It doesn’t help that where we are now ( and probably elsewhere in the 1st World ) pets are often considered members of the family, figuratively and literally, sharing bedspace and living cheek-by-jowl with their human masters.

The few times we remained unashamed of our country’s dog meat/cat meat eccentricities were when the same supervisor mocked us once too often : like when, seeing our spicy baon (packed lunch) one night, he asked if there was any piece of Brownie or Moning that we were savoring, whereupon we answered : not tonight boss, and just in case you’re wondering, YES we’ve tasted dog meat, and it wasn’t TOO bad. . .

We don’t think Mastah had much to eat the rest of the night.  🙂

Another food aspect that not just Pinoys but plenty Asians share is that in meat products , very little is wasted for the actual cooking, and you know what we mean when we say very little.

We once accompanied our Igorot ex-flatmate ( another Northern anecdote ) to the butcher’s shop prior to his sisig preparation. Admittedly, we hadn’t the slightest idea where the ingredients came from.

Turns out that pig’s heads, while a bit unsightly and gory, serve a dual purpose for the aforementioned specialty. Not being a popular portion of meat, they are relatively inexpensive ( NZ$3 a head ); however the cheeks are a fleshy and tasty component of sisig, albeit a bit time-consuming dish to create.
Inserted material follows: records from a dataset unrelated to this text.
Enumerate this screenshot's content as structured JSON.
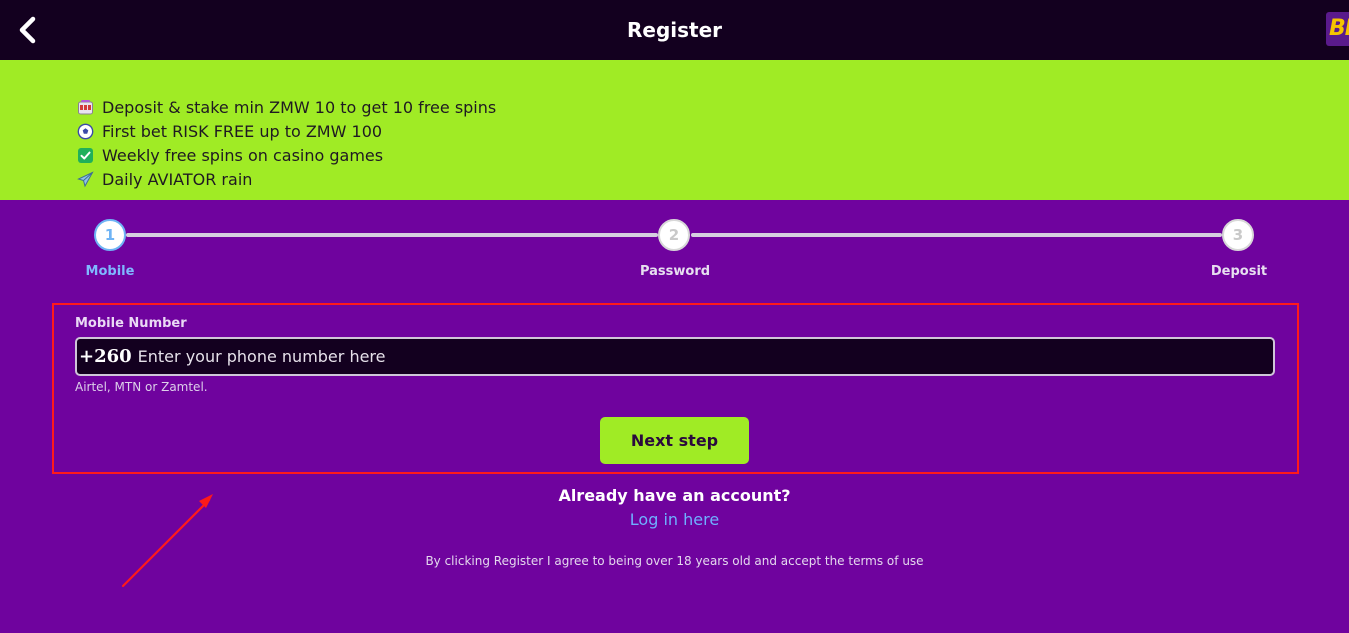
{
  "header": {
    "title": "Register",
    "back_icon": "chevron-left-icon",
    "brand_text": "BE"
  },
  "promo": {
    "items": [
      {
        "icon": "slot-machine-icon",
        "text": "Deposit & stake min ZMW 10 to get 10 free spins"
      },
      {
        "icon": "soccer-ball-icon",
        "text": "First bet RISK FREE up to ZMW 100"
      },
      {
        "icon": "check-mark-icon",
        "text": "Weekly free spins on casino games"
      },
      {
        "icon": "airplane-icon",
        "text": "Daily AVIATOR rain"
      }
    ]
  },
  "stepper": {
    "steps": [
      {
        "number": "1",
        "label": "Mobile",
        "active": true
      },
      {
        "number": "2",
        "label": "Password",
        "active": false
      },
      {
        "number": "3",
        "label": "Deposit",
        "active": false
      }
    ]
  },
  "form": {
    "label": "Mobile Number",
    "prefix": "+260",
    "placeholder": "Enter your phone number here",
    "value": "",
    "hint": "Airtel, MTN or Zamtel.",
    "next_label": "Next step"
  },
  "footer": {
    "already_text": "Already have an account?",
    "login_label": "Log in here",
    "terms_text": "By clicking Register I agree to being over 18 years old and accept the terms of use"
  },
  "colors": {
    "header_bg": "#13001f",
    "promo_bg": "#a0eb25",
    "page_bg": "#6f039e",
    "accent_blue": "#6fb4f5",
    "annotation_red": "#ff1a1a"
  }
}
( We’re not sure if there’s a tangible connection, but it seemed to us that the higher the amount of alcohol consumption involved, the more indiscriminate the meat selection became, particularly if the issue was availability. Just guessing here. )

Don’t forget fish heads ( years back, Mother didn’t mind everyone else taking the rest of the fish, as long as she got the head ), intestines for chicharon ( cracklets ), “adidas” / chicken feet, a popular Chinese dimsum item, ears ( “tenga ng daga” ) and other unusual body parts which we’re sure are also eaten elsewhere in the world but are given more than their due attention in our corner of the jungle.

Undoubtedly, in our case the exotic cuisine has as much to do with economics and and home-grown remedies : when meat is in scarce supply ( and it usually is ) you learn to be creative and make do with what’s on the chopping block (tadtaran), and many of our potions and elixirs are supplemented by fluids and secretions from the animal world.

[ By the way, we hadn’t even thought of discussing these last juicy tidbits with Mastah, just wait till we get the chance.  ;)]

But back to our penchant for saving everything edible : highly debatable, but we save literally till the last possible moment left overs, takeaways and remnants of meals long past in the hope that we will (1) recapture the magic of spectacular cooking (2) conserve cooking energies for another day, and (3) pinch pretty pennies for a rainy day.

The only problem/s with this logic is that the magic of a tasty dish doesn’t necessarily translate to tasty magic the next day, week or month ( yikes ! ), the energy we preserve might be wasted in recovering from an upset stomach, and who can tell if the pennies we save won’t get swallowed by a mindless pig-out the minute we give way to a weak moment.

We confess that in wild, wanton days of youth, we had a relatively simpler rule when it came to devouring doubtful dated food : if it didn’t move, it was edible. 😦 Many a time we could have saved ourselves from a tumultuous case of indigestion or food poisoning if only we were a bit more discerning when it came to questionable kakanin, discolored siopao or sticky rice ( that wasn’t supposed to be sticky in the first place ).

But when you’re young, you’re supposed to be doing stupid things. We just did a little more than our share.

Nevertheless, we still wrap up food, especially the lauriat kind, if it looks too good to waste and some house mates are coming home from night shift. Besides, if worse comes to worst, there’s always the next door (Caucasian) neighbor’s too-friendly pussycat, who recently developed a devoted preference for Pinoy cooking.

For all the yums and slurps of pinoy ulam (dishes), we can’t blame the pusang gala, who, not to worry, will always remain our dinner guest and not our dinner.

Thanks for reading !

NOel

https://ylbnoel.wordpress.com/

noel0514.multiply.com

http://www.nzpinoy.com